REQUIRED ACTION.
Write out the following records exactly, each one in full.

RECORDS SUPPLIED.

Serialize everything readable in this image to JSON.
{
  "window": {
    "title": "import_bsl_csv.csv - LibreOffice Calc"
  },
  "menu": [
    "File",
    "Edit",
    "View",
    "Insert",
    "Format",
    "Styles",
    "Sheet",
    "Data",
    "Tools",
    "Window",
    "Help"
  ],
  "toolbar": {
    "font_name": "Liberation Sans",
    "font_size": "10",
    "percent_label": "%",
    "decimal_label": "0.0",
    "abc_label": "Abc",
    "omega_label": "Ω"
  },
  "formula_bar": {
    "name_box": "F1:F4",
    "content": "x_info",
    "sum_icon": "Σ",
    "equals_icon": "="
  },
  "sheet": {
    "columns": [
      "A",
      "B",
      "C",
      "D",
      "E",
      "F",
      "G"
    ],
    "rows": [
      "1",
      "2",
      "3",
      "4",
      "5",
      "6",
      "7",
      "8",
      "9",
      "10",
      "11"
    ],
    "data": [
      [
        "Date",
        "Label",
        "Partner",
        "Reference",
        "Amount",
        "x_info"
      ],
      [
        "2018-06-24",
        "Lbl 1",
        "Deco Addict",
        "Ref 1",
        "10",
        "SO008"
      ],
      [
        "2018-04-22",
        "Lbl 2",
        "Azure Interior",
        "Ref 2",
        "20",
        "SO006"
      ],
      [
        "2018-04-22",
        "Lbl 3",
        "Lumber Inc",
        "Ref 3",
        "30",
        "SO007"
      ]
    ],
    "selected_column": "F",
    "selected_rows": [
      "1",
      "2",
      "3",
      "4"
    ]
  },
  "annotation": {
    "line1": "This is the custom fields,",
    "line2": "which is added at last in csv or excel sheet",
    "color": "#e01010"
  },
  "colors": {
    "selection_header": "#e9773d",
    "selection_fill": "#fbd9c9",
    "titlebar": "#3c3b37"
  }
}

YOUR RESPONSE.
Serialize everything readable in this image to JSON.
{
  "window": {
    "title": "import_bsl_csv.csv - LibreOffice Calc"
  },
  "menu": [
    "File",
    "Edit",
    "View",
    "Insert",
    "Format",
    "Styles",
    "Sheet",
    "Data",
    "Tools",
    "Window",
    "Help"
  ],
  "toolbar": {
    "font_name": "Liberation Sans",
    "font_size": "10",
    "percent_label": "%",
    "decimal_label": "0.0",
    "abc_label": "Abc",
    "omega_label": "Ω"
  },
  "formula_bar": {
    "name_box": "F1:F4",
    "content": "x_info",
    "sum_icon": "Σ",
    "equals_icon": "="
  },
  "sheet": {
    "columns": [
      "A",
      "B",
      "C",
      "D",
      "E",
      "F",
      "G"
    ],
    "rows": [
      "1",
      "2",
      "3",
      "4",
      "5",
      "6",
      "7",
      "8",
      "9",
      "10",
      "11"
    ],
    "data": [
      [
        "Date",
        "Label",
        "Partner",
        "Reference",
        "Amount",
        "x_info"
      ],
      [
        "2018-06-24",
        "Lbl 1",
        "Deco Addict",
        "Ref 1",
        "10",
        "SO008"
      ],
      [
        "2018-04-22",
        "Lbl 2",
        "Azure Interior",
        "Ref 2",
        "20",
        "SO006"
      ],
      [
        "2018-04-22",
        "Lbl 3",
        "Lumber Inc",
        "Ref 3",
        "30",
        "SO007"
      ]
    ],
    "selected_column": "F",
    "selected_rows": [
      "1",
      "2",
      "3",
      "4"
    ]
  },
  "annotation": {
    "line1": "This is the custom fields,",
    "line2": "which is added at last in csv or excel sheet",
    "color": "#e01010"
  },
  "colors": {
    "selection_header": "#e9773d",
    "selection_fill": "#fbd9c9",
    "titlebar": "#3c3b37"
  }
}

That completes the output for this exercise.